(WHAT YOU WILL DO): Check each line of the data below for the string "Issued", then state how many have it and nothing else.

** INPUT FOR THIS TASK follows **

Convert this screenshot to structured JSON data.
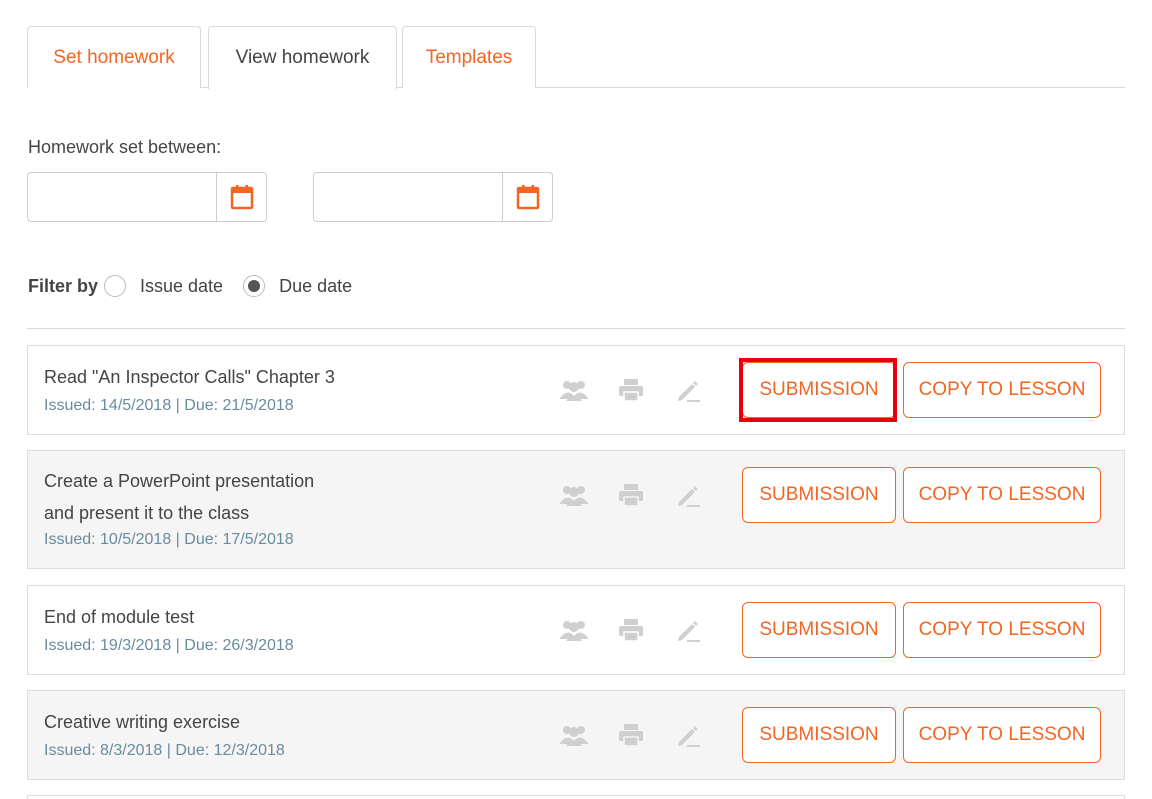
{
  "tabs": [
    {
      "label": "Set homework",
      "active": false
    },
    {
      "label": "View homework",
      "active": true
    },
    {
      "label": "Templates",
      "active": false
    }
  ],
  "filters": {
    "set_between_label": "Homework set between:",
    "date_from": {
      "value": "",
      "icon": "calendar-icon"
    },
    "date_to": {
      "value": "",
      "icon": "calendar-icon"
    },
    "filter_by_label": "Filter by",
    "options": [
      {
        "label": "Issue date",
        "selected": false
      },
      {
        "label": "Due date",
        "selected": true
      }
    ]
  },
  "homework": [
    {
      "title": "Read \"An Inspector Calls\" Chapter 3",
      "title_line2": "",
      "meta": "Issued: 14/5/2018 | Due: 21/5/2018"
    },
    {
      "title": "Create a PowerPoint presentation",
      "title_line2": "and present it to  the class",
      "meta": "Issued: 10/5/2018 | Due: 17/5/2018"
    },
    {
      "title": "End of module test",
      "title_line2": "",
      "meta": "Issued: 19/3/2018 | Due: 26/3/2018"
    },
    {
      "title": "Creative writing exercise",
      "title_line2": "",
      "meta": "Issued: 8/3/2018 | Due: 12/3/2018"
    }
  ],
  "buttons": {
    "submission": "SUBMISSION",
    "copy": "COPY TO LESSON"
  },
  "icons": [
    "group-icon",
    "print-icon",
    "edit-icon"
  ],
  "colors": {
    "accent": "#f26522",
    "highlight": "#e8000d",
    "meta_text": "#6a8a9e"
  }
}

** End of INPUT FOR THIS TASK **
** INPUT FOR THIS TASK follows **

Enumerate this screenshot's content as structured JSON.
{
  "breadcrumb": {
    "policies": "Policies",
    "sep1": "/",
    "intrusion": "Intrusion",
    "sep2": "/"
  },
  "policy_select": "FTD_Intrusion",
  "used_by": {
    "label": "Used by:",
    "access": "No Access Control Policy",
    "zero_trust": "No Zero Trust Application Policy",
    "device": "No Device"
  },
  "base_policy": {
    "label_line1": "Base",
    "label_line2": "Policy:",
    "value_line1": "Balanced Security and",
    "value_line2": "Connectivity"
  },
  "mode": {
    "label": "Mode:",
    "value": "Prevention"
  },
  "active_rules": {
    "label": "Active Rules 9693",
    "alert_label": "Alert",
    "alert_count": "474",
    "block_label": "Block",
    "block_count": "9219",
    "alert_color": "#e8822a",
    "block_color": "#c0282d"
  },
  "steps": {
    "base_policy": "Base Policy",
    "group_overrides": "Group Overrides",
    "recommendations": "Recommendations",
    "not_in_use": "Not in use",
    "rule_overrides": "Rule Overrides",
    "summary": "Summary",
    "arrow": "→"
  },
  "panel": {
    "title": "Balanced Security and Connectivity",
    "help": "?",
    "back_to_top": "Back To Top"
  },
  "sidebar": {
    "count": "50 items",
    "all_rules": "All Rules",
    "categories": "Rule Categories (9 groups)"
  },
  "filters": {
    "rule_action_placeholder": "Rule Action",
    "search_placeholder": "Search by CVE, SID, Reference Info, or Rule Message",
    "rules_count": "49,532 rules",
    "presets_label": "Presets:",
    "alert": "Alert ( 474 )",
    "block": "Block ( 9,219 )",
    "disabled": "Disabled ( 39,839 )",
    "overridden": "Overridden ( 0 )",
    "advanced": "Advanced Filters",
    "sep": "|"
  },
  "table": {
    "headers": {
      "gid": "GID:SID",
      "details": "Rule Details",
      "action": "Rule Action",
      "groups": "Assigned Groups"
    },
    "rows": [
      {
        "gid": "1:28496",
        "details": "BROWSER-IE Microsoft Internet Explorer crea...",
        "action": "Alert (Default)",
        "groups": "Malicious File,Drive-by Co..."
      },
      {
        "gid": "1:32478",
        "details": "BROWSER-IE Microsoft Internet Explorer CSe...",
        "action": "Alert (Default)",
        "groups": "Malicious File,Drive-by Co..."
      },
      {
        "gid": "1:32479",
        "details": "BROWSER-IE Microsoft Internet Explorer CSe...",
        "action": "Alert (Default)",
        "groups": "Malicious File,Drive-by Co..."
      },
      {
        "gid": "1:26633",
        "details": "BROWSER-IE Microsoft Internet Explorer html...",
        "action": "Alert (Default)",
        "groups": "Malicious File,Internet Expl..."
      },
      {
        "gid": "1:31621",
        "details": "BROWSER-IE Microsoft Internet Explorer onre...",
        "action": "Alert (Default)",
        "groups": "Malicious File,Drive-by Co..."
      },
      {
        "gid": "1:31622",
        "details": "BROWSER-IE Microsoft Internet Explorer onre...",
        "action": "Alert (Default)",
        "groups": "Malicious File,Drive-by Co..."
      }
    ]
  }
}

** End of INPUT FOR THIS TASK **
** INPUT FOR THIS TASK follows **

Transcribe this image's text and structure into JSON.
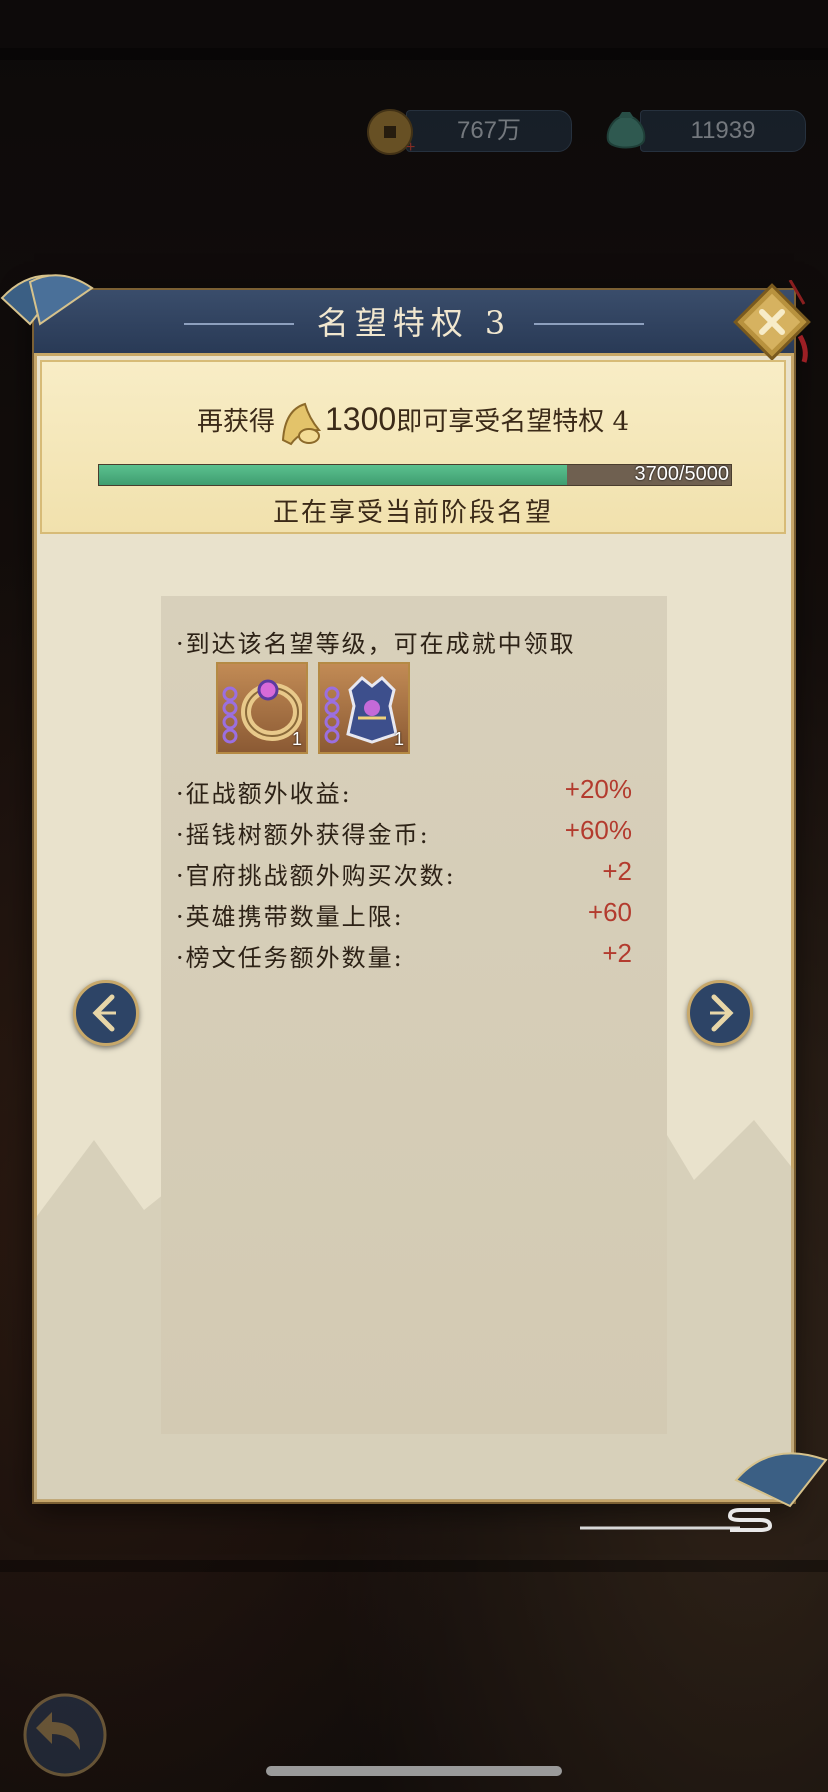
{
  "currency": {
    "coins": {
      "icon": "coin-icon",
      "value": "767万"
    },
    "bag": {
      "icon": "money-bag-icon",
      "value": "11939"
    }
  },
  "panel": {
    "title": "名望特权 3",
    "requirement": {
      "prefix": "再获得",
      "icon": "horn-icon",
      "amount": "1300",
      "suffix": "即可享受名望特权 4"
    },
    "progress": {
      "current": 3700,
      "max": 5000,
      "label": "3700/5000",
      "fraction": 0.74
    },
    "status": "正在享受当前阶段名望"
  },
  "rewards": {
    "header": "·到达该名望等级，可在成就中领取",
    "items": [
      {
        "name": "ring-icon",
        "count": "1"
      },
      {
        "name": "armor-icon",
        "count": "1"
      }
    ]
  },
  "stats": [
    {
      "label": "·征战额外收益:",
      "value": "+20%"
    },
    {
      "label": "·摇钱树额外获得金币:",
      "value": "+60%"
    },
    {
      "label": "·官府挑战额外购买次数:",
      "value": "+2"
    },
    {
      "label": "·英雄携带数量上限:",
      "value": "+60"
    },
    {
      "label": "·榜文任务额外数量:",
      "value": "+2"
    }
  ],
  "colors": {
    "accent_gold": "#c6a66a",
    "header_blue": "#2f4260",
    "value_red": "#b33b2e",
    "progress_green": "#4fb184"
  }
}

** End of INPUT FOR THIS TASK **

(EXPECTED OUTPUT): 4